# Exercise description
Without including the pictures, copy each line below exactly as it reads.

# Supplied data
──────────────────────────────

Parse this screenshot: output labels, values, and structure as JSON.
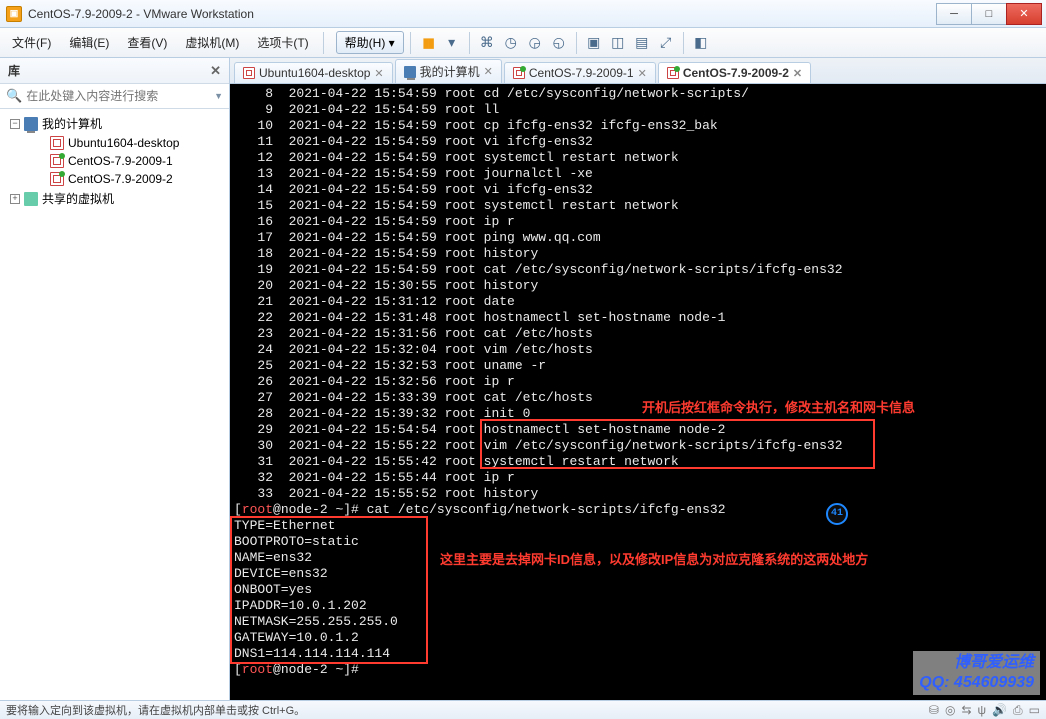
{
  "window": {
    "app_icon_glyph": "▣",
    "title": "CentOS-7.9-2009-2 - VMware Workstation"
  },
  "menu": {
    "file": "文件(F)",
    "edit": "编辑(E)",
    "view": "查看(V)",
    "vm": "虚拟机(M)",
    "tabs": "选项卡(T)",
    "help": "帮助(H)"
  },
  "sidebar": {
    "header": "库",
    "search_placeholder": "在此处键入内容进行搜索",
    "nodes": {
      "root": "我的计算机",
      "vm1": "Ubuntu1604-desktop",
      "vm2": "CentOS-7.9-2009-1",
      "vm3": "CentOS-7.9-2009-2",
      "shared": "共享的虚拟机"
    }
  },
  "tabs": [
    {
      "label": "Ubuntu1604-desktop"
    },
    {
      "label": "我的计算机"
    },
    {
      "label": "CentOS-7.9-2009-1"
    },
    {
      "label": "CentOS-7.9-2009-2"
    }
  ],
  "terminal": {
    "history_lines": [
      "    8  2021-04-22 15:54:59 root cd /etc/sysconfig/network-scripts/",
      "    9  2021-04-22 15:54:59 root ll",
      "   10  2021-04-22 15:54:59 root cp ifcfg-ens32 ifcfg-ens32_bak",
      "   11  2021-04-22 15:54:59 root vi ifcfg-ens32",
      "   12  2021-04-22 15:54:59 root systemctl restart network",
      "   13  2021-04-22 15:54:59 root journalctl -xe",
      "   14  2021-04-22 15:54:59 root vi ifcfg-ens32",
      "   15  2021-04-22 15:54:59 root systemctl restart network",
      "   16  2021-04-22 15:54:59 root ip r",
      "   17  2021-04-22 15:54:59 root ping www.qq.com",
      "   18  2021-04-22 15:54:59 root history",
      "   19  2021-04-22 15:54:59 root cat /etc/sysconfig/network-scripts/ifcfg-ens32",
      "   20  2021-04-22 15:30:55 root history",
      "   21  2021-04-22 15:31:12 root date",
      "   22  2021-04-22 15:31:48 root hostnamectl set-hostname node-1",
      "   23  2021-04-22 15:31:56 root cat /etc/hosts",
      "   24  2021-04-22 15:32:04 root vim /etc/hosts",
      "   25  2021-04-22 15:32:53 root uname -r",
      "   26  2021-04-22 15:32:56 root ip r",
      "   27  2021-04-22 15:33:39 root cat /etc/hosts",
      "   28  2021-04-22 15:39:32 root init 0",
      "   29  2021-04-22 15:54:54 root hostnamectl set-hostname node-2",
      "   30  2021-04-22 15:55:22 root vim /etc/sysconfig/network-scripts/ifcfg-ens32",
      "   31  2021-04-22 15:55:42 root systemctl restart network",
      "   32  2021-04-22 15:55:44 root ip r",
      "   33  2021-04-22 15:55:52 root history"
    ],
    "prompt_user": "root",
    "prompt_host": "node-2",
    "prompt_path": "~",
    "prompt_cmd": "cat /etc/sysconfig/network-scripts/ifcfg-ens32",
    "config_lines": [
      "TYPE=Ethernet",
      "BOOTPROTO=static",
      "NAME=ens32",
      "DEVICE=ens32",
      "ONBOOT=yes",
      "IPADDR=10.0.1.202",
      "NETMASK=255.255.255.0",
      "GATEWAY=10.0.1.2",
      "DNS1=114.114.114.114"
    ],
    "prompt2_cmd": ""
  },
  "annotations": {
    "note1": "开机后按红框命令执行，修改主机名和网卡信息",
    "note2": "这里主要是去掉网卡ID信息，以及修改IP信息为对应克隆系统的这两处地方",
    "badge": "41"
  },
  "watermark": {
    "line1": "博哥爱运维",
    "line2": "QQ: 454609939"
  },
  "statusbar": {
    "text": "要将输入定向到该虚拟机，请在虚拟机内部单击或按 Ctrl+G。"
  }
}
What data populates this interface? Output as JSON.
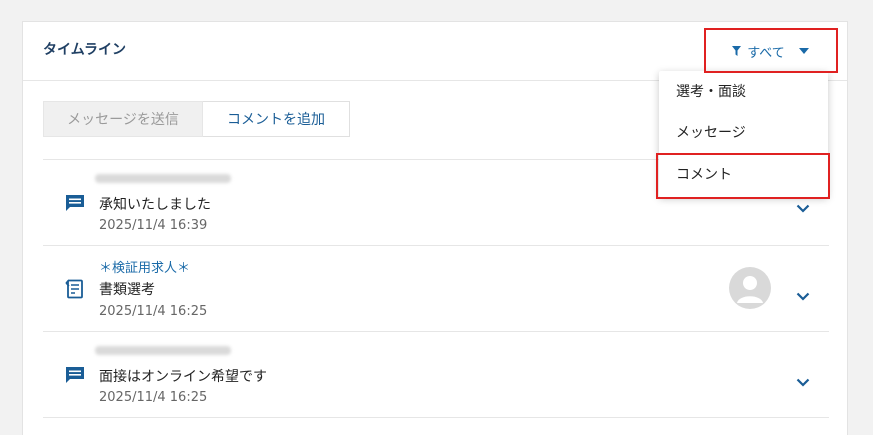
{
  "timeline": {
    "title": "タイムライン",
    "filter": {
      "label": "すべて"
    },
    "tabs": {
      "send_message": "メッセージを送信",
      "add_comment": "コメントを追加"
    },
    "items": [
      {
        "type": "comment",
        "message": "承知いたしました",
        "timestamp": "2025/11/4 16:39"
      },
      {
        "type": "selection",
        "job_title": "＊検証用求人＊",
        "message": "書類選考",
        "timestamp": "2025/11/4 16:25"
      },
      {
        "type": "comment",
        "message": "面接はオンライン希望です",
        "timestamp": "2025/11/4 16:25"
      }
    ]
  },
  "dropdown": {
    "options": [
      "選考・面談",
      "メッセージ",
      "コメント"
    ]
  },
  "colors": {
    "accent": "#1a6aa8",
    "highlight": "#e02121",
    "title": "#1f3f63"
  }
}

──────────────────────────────

# Solution for this task
Parse this screenshot: output labels, values, and structure as JSON.
{
  "window": {
    "app_icon_glyph": "▣",
    "title": "CentOS-7.9-2009-2 - VMware Workstation"
  },
  "menu": {
    "file": "文件(F)",
    "edit": "编辑(E)",
    "view": "查看(V)",
    "vm": "虚拟机(M)",
    "tabs": "选项卡(T)",
    "help": "帮助(H)"
  },
  "sidebar": {
    "header": "库",
    "search_placeholder": "在此处键入内容进行搜索",
    "nodes": {
      "root": "我的计算机",
      "vm1": "Ubuntu1604-desktop",
      "vm2": "CentOS-7.9-2009-1",
      "vm3": "CentOS-7.9-2009-2",
      "shared": "共享的虚拟机"
    }
  },
  "tabs": [
    {
      "label": "Ubuntu1604-desktop"
    },
    {
      "label": "我的计算机"
    },
    {
      "label": "CentOS-7.9-2009-1"
    },
    {
      "label": "CentOS-7.9-2009-2"
    }
  ],
  "terminal": {
    "history_lines": [
      "    8  2021-04-22 15:54:59 root cd /etc/sysconfig/network-scripts/",
      "    9  2021-04-22 15:54:59 root ll",
      "   10  2021-04-22 15:54:59 root cp ifcfg-ens32 ifcfg-ens32_bak",
      "   11  2021-04-22 15:54:59 root vi ifcfg-ens32",
      "   12  2021-04-22 15:54:59 root systemctl restart network",
      "   13  2021-04-22 15:54:59 root journalctl -xe",
      "   14  2021-04-22 15:54:59 root vi ifcfg-ens32",
      "   15  2021-04-22 15:54:59 root systemctl restart network",
      "   16  2021-04-22 15:54:59 root ip r",
      "   17  2021-04-22 15:54:59 root ping www.qq.com",
      "   18  2021-04-22 15:54:59 root history",
      "   19  2021-04-22 15:54:59 root cat /etc/sysconfig/network-scripts/ifcfg-ens32",
      "   20  2021-04-22 15:30:55 root history",
      "   21  2021-04-22 15:31:12 root date",
      "   22  2021-04-22 15:31:48 root hostnamectl set-hostname node-1",
      "   23  2021-04-22 15:31:56 root cat /etc/hosts",
      "   24  2021-04-22 15:32:04 root vim /etc/hosts",
      "   25  2021-04-22 15:32:53 root uname -r",
      "   26  2021-04-22 15:32:56 root ip r",
      "   27  2021-04-22 15:33:39 root cat /etc/hosts",
      "   28  2021-04-22 15:39:32 root init 0",
      "   29  2021-04-22 15:54:54 root hostnamectl set-hostname node-2",
      "   30  2021-04-22 15:55:22 root vim /etc/sysconfig/network-scripts/ifcfg-ens32",
      "   31  2021-04-22 15:55:42 root systemctl restart network",
      "   32  2021-04-22 15:55:44 root ip r",
      "   33  2021-04-22 15:55:52 root history"
    ],
    "prompt_user": "root",
    "prompt_host": "node-2",
    "prompt_path": "~",
    "prompt_cmd": "cat /etc/sysconfig/network-scripts/ifcfg-ens32",
    "config_lines": [
      "TYPE=Ethernet",
      "BOOTPROTO=static",
      "NAME=ens32",
      "DEVICE=ens32",
      "ONBOOT=yes",
      "IPADDR=10.0.1.202",
      "NETMASK=255.255.255.0",
      "GATEWAY=10.0.1.2",
      "DNS1=114.114.114.114"
    ],
    "prompt2_cmd": ""
  },
  "annotations": {
    "note1": "开机后按红框命令执行，修改主机名和网卡信息",
    "note2": "这里主要是去掉网卡ID信息，以及修改IP信息为对应克隆系统的这两处地方",
    "badge": "41"
  },
  "watermark": {
    "line1": "博哥爱运维",
    "line2": "QQ: 454609939"
  },
  "statusbar": {
    "text": "要将输入定向到该虚拟机，请在虚拟机内部单击或按 Ctrl+G。"
  }
}
What data populates this interface? Output as JSON.
{
  "timeline": {
    "title": "タイムライン",
    "filter": {
      "label": "すべて"
    },
    "tabs": {
      "send_message": "メッセージを送信",
      "add_comment": "コメントを追加"
    },
    "items": [
      {
        "type": "comment",
        "message": "承知いたしました",
        "timestamp": "2025/11/4 16:39"
      },
      {
        "type": "selection",
        "job_title": "＊検証用求人＊",
        "message": "書類選考",
        "timestamp": "2025/11/4 16:25"
      },
      {
        "type": "comment",
        "message": "面接はオンライン希望です",
        "timestamp": "2025/11/4 16:25"
      }
    ]
  },
  "dropdown": {
    "options": [
      "選考・面談",
      "メッセージ",
      "コメント"
    ]
  },
  "colors": {
    "accent": "#1a6aa8",
    "highlight": "#e02121",
    "title": "#1f3f63"
  }
}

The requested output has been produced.